» DATASET CONTENT:

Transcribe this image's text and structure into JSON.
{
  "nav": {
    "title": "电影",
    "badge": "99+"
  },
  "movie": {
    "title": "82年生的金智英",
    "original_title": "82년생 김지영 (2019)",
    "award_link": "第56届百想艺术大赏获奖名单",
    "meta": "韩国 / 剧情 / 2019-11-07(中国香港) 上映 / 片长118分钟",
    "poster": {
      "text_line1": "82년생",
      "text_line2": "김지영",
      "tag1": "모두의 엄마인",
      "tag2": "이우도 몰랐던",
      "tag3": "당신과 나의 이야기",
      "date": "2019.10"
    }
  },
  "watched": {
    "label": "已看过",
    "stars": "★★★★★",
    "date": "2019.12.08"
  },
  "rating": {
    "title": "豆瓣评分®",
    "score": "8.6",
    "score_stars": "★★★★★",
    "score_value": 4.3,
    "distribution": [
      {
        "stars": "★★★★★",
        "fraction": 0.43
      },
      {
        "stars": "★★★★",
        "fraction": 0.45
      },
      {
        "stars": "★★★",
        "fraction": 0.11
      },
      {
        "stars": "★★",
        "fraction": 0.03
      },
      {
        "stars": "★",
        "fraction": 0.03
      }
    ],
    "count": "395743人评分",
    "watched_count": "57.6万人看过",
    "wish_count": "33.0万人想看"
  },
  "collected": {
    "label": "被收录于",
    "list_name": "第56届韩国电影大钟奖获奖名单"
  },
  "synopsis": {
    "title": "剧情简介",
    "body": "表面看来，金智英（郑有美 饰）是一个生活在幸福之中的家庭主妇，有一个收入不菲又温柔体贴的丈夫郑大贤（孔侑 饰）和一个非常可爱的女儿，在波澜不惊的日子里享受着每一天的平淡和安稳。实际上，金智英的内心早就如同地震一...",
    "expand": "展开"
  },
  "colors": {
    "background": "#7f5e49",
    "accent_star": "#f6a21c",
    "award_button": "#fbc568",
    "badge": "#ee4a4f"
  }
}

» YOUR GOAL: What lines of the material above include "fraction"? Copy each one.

» ANSWER TO THIS EXERCISE:
        "fraction": 0.43
        "fraction": 0.45
        "fraction": 0.11
        "fraction": 0.03
        "fraction": 0.03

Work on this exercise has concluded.